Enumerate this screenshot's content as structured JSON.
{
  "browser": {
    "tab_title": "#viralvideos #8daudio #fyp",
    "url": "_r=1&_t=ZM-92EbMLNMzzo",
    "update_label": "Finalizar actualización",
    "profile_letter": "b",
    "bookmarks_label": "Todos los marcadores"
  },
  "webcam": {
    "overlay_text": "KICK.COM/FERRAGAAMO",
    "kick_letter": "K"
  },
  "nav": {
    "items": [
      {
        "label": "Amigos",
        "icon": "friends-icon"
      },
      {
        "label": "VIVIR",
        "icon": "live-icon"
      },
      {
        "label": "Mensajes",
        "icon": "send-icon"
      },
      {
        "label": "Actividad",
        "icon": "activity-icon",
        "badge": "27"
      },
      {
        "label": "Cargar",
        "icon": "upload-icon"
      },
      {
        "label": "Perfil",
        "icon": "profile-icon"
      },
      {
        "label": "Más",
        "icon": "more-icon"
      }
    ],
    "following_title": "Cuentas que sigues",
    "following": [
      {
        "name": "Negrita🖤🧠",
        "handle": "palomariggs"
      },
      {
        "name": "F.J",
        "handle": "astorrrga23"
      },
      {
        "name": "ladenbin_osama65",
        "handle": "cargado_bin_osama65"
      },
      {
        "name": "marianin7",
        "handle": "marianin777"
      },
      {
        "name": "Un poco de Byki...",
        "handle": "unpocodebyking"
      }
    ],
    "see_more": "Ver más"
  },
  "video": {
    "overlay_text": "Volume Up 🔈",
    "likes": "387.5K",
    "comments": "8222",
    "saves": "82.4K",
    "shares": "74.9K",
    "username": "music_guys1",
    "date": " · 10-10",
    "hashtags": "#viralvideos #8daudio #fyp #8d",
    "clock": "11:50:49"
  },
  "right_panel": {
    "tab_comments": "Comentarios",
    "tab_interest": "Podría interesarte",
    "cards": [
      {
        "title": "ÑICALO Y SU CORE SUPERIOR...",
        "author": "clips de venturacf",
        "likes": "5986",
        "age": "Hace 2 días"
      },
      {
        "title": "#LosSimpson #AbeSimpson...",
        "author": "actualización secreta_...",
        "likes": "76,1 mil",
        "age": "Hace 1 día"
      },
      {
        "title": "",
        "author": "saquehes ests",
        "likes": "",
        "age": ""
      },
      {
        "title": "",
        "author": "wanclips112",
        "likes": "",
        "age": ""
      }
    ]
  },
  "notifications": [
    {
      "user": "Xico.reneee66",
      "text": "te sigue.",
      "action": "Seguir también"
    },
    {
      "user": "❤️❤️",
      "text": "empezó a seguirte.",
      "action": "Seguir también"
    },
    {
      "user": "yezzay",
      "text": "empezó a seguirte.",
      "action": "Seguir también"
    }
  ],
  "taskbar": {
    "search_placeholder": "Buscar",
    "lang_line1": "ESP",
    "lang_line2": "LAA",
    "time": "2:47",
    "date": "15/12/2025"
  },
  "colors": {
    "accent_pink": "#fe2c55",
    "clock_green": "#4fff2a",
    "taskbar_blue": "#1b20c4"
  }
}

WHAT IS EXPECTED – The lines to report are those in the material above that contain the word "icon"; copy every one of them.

EXERCISE SOLUTION –
        "icon": "friends-icon"
        "icon": "live-icon"
        "icon": "send-icon"
        "icon": "activity-icon",
        "icon": "upload-icon"
        "icon": "profile-icon"
        "icon": "more-icon"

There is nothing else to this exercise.